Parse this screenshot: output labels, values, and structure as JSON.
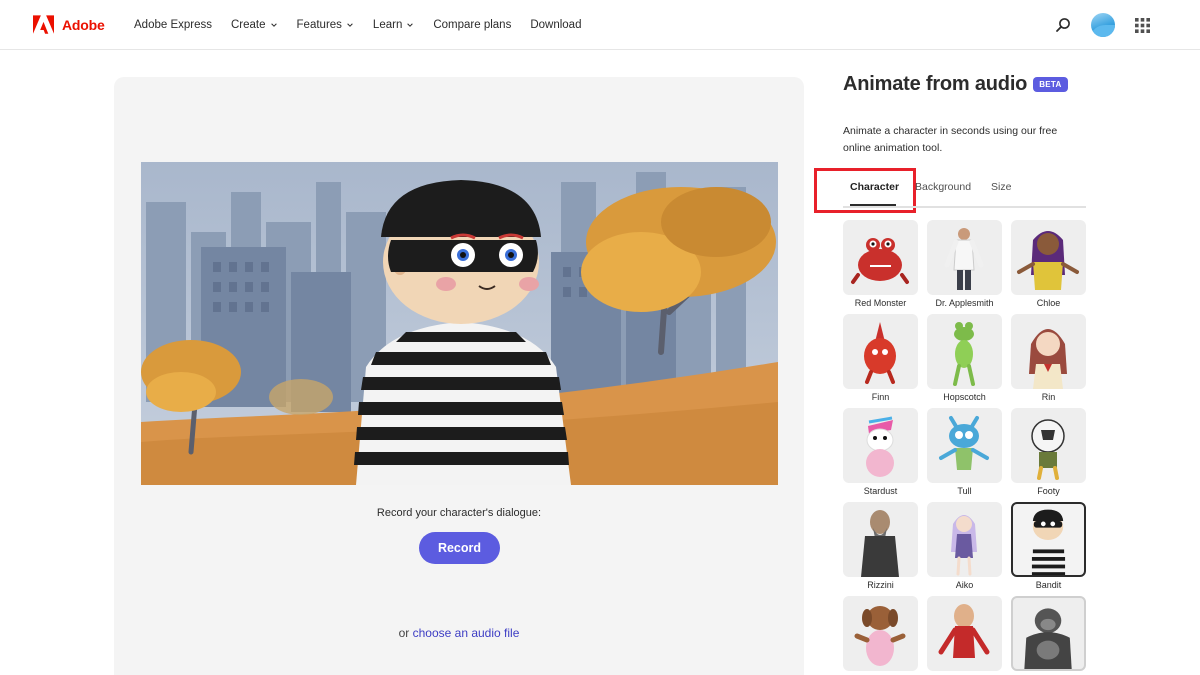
{
  "brand": {
    "name": "Adobe",
    "color": "#eb1000"
  },
  "nav": {
    "links": [
      {
        "label": "Adobe Express",
        "dropdown": false
      },
      {
        "label": "Create",
        "dropdown": true
      },
      {
        "label": "Features",
        "dropdown": true
      },
      {
        "label": "Learn",
        "dropdown": true
      },
      {
        "label": "Compare plans",
        "dropdown": false
      },
      {
        "label": "Download",
        "dropdown": false
      }
    ],
    "icons": [
      "search-icon",
      "avatar",
      "app-grid-icon"
    ]
  },
  "preview": {
    "record_caption": "Record your character's dialogue:",
    "record_label": "Record",
    "audio_prefix": "or ",
    "audio_link": "choose an audio file"
  },
  "panel": {
    "title": "Animate from audio",
    "badge": "BETA",
    "description": "Animate a character in seconds using our free online animation tool.",
    "tabs": [
      "Character",
      "Background",
      "Size"
    ],
    "active_tab": "Character",
    "characters": [
      {
        "name": "Red Monster"
      },
      {
        "name": "Dr. Applesmith"
      },
      {
        "name": "Chloe"
      },
      {
        "name": "Finn"
      },
      {
        "name": "Hopscotch"
      },
      {
        "name": "Rin"
      },
      {
        "name": "Stardust"
      },
      {
        "name": "Tull"
      },
      {
        "name": "Footy"
      },
      {
        "name": "Rizzini"
      },
      {
        "name": "Aiko"
      },
      {
        "name": "Bandit",
        "selected": true
      },
      {
        "name": ""
      },
      {
        "name": ""
      },
      {
        "name": ""
      }
    ]
  },
  "colors": {
    "accent": "#5c5ce0",
    "link": "#3d3dc4",
    "highlight": "#e8202a"
  }
}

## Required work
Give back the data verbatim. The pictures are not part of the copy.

## Written solution
Parse this screenshot: output labels, values, and structure as JSON.
{
  "brand": {
    "name": "Adobe",
    "color": "#eb1000"
  },
  "nav": {
    "links": [
      {
        "label": "Adobe Express",
        "dropdown": false
      },
      {
        "label": "Create",
        "dropdown": true
      },
      {
        "label": "Features",
        "dropdown": true
      },
      {
        "label": "Learn",
        "dropdown": true
      },
      {
        "label": "Compare plans",
        "dropdown": false
      },
      {
        "label": "Download",
        "dropdown": false
      }
    ],
    "icons": [
      "search-icon",
      "avatar",
      "app-grid-icon"
    ]
  },
  "preview": {
    "record_caption": "Record your character's dialogue:",
    "record_label": "Record",
    "audio_prefix": "or ",
    "audio_link": "choose an audio file"
  },
  "panel": {
    "title": "Animate from audio",
    "badge": "BETA",
    "description": "Animate a character in seconds using our free online animation tool.",
    "tabs": [
      "Character",
      "Background",
      "Size"
    ],
    "active_tab": "Character",
    "characters": [
      {
        "name": "Red Monster"
      },
      {
        "name": "Dr. Applesmith"
      },
      {
        "name": "Chloe"
      },
      {
        "name": "Finn"
      },
      {
        "name": "Hopscotch"
      },
      {
        "name": "Rin"
      },
      {
        "name": "Stardust"
      },
      {
        "name": "Tull"
      },
      {
        "name": "Footy"
      },
      {
        "name": "Rizzini"
      },
      {
        "name": "Aiko"
      },
      {
        "name": "Bandit",
        "selected": true
      },
      {
        "name": ""
      },
      {
        "name": ""
      },
      {
        "name": ""
      }
    ]
  },
  "colors": {
    "accent": "#5c5ce0",
    "link": "#3d3dc4",
    "highlight": "#e8202a"
  }
}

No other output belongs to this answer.